We were very disappointed by the fact that our metal chested tinman (thanks ashy) did not set off the metal detectors. I don’t quite understand this. When you see these photos it may perplex you too.
This is the actual metal bar which is now inside Pip. This is exactly where it is within his chest. It goes under his skin to the marked ‘x’, then under his ribs to a corresponding mark on the other side. The sternum, which in this photo is 3-4 inches deep, now sits on top of this bar. You can see how the bar has been bent exactly to the size of Pip’s chest.
Now here it is on the inside:
There are no discrete fractures in the ribs which have been pushed forward, but the doctor “crackled” the bones before pulling the bar through. He basically used a metal scoop to go under the sternum and push it upwards, creating greenstick crackles along his ribs. Sounds ghastly, doesn’t it?
Pip is managing his pain extraordinarily well. The doctor said to him that there are no prizes for putting up with pain, that he should take his strong pain medication for at least three weeks then to taper off it. In the first few days he was very aware of the pain as the four hourly medication wore off. He is not so conscious of it now. We are vigilantly clock watching, but he is not really looking for medication as the four hours pass. He is still having a little sleep here and there, but that could just be a side effect of the medication. He is talking and laughing and is beginning to move more freely.
He still has a few weeks of healing before I send him back to school. He needs to be off all medications before going to school and I need to be certain that he is not so fragile. I’m more scared that others might hurt him accidentally by being a bit rough. He is a thirteen year old boy – rough-housing is considered communication.
We are amazed at Philip. It has been a tough couple of weeks. He has gone through more pain than most boys his age can even imagine, but he has shown maturity beyond his years. This has all been so very worthwhile, even though it was more than just a little bit terrifying for all of us.
I have hundreds of posts to read, hundreds of emails to return, millions of thank you messages to make.
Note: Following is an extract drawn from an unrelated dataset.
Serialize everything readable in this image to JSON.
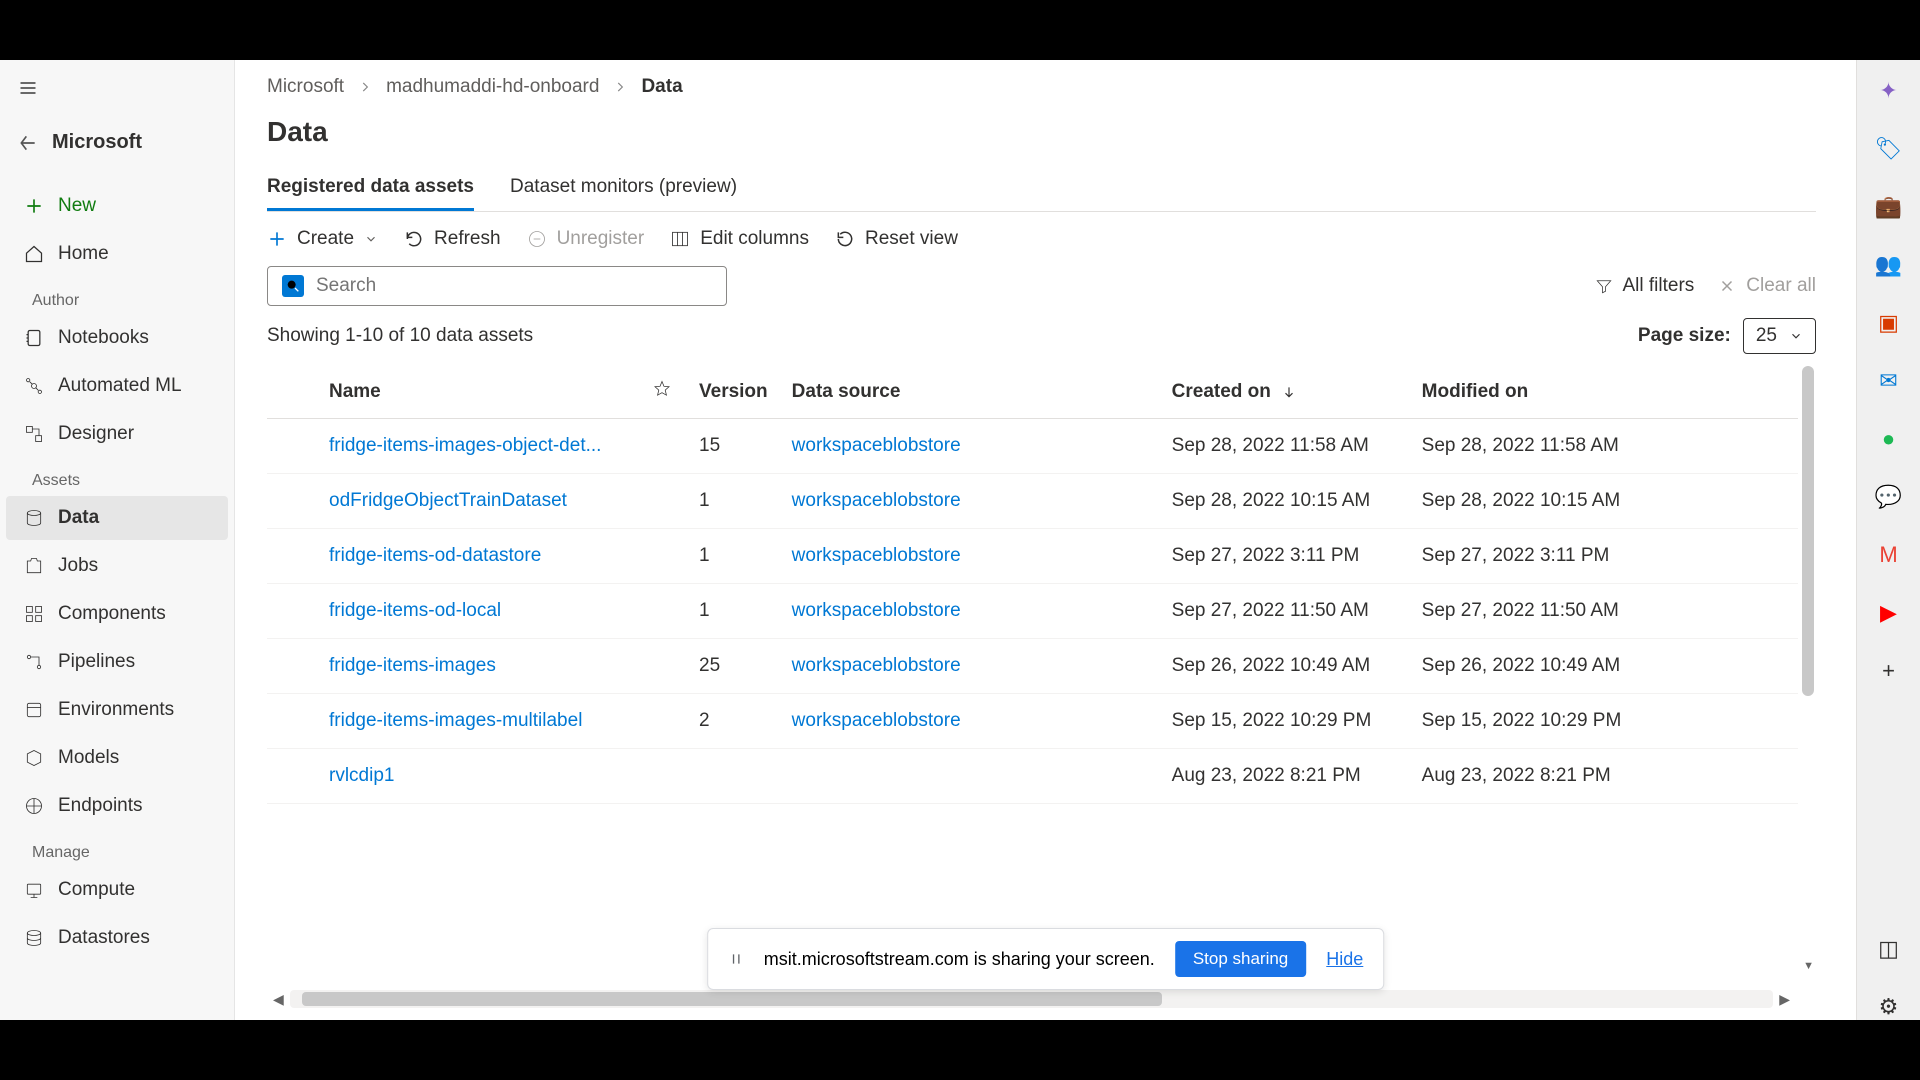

I will make it a priority tomorrow to get back around to all of you.
PS I did get Philip’s permission to post this photo. He wants me to show before and after shots of his whole chest. He is very proud of it!